reader will pardon my strange sense of humor in this, please. At our previous
church, we had a lady who lived on the pittance Social Security provided for
one who was totally disabled. She does not drive; her back is so painful that
she uses morphine regularly. Such people often count their months in terms of
the day the check arrives. It is not uncommon to be out of food for the last
few days of the month.
wife heard this from our friend, and she offered to bring over something for
dinner. Our friend politely said that this would be too much trouble. Betty
replied, “Oh, I could just bring some leftovers from ours.” That’s what she
says she said; that’s not what I and the kids heard. We heard “Leftovers From
Mars.” It’s a family tradition that such meals are now described that way.
your leftovers come from, make it a point to share them with those who have
little or none. God will repay you for it.
one of those who were reclining at the table
with Him heard this, he said to Him, "Blessed is everyone who will eat
bread in the kingdom of God!" But He said to him, "A
man was giving a big dinner, and he invited many; and at the dinner hour he sent his slave to say to those who
had been invited, 'Come; for everything is ready now.' "But they all alike began to make excuses. The first one
said to him, 'I have bought a piece of land and I need to go out and look at
it; please consider me excused.' "Another one
said, 'I have bought five yoke of oxen, and I am going to try them out; please
consider me excused.' "Another one said, 'I
have married a wife, and for that reason I cannot come.' "And the slave came back and reported this to his master. Then the head of the
household became angry and said to his slave, 'Go out at once into the streets
and lanes of the city and bring in here the poor and crippled and blind and
lame.' "And the slave said, 'Master, what
you commanded has been done, and still there is room.' "And the master said to the slave, 'Go out into the
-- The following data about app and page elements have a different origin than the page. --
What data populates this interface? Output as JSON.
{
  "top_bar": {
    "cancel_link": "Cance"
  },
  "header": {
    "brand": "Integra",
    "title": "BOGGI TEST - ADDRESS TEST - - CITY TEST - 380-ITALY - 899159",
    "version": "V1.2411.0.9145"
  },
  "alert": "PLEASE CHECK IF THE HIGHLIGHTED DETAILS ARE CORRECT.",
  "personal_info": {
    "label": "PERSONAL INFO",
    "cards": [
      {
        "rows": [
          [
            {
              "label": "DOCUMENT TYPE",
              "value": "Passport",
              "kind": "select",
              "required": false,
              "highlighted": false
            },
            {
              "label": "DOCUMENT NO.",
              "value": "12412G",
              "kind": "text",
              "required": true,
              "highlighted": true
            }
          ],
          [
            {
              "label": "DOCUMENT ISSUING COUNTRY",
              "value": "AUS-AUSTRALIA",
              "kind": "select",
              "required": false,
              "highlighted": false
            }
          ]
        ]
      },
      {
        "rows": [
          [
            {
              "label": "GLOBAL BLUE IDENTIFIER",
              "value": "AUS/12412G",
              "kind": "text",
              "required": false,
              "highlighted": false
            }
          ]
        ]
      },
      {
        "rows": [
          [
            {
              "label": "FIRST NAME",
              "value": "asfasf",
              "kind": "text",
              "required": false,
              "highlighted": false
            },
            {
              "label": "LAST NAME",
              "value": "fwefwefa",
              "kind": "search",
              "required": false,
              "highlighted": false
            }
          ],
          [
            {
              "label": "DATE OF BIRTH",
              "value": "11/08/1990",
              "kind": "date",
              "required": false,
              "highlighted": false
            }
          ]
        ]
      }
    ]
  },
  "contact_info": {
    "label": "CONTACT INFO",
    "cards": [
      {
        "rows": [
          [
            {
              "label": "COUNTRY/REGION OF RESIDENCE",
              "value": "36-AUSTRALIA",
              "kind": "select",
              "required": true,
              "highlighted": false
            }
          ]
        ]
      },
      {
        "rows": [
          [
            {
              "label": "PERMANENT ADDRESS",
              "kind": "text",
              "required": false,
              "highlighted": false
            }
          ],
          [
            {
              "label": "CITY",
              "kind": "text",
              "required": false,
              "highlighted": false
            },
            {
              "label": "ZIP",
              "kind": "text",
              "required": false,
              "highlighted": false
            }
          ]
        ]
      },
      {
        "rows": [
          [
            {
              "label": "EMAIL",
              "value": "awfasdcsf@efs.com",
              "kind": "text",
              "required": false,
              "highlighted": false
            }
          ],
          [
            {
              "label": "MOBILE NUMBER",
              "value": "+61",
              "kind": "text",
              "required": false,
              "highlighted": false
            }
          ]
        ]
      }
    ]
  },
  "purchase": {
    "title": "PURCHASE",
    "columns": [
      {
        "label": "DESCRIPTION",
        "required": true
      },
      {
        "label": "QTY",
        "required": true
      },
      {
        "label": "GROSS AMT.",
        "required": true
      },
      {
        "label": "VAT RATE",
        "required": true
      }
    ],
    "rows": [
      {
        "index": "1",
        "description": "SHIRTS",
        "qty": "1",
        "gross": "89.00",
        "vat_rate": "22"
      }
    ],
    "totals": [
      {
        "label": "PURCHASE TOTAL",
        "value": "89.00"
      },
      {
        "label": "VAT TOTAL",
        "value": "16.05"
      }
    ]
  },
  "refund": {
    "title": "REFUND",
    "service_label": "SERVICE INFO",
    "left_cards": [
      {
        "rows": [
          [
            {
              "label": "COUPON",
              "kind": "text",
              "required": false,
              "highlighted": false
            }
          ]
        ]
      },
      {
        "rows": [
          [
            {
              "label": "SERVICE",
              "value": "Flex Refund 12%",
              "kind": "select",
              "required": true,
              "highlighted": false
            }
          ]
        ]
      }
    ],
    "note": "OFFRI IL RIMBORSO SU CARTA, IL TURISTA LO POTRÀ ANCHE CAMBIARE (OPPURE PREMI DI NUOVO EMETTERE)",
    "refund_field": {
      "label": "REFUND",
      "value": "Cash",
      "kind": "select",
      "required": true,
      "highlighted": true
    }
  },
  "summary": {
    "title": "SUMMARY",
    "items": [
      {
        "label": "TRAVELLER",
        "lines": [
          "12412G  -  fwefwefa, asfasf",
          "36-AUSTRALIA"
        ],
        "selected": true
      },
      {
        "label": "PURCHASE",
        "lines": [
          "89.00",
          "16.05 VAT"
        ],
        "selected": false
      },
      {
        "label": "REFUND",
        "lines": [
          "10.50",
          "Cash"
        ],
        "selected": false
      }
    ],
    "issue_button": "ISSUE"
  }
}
highways and along the hedges, and compel them to come in, so that my house may be filled. 'For I tell you, none of those men who were invited shall
taste of my dinner.'"
(Luk 14:15-24 NASB)
rather good at excuses; I suspect it’s all the practice we have. Look at the
ones given to Christ for the wedding supper of the Lamb:
is the press of ordinary business. Hey, I have a job to put beans on the
table. I don’t have time to help out.
of us have good jobs indeed. Jobs that pay for new toys! I can’t get to
church this weekend, I’m testing out the Hummer in the desert.
it comes down to great reasoning: I can’t go – I’m too busy taking care
of my lovely new wife.
of these things are necessarily evil. Some of them are recommended in the
Scripture. But any and all can get in the way of your walk with Jesus Christ.
The good is often the enemy of the best.
you now take a close look at the Master’s orders to his slave in this passage?
We usually see the parable as applying to those with excuses, but it also gives
us an insight on what Christ expects his servants to do, explicitly in terms of
we are to invite the obvious guests. We are not to overlook those who
grew up in the church and left. Round them up, by all means.
those who don’t look like such likely candidates. The poor – those who
have never seen the riches of Christ. The crippled – those whose lives
have been marred by horror (e.g. incest). The blind – even the hypocrites
are to be called to see. The lame – those who are broken in spirit,
having given up. Call them all.
that isn’t enough, go out and get the enemies of God – the criminals such
as the highwayman or the hedge robber. Bring the Good News to them too.
what purpose? To fill the house of God, to fill the wedding supper of the
lamb. Those who were invited first and have rejected God will not be there –
this refers to the Jews who did not receive Christ. But it seems a logical
extension that those born in the church may receive the same treatment – if
they reject Him. It is not ours to make that decision; it is ours to make his
appeal to them.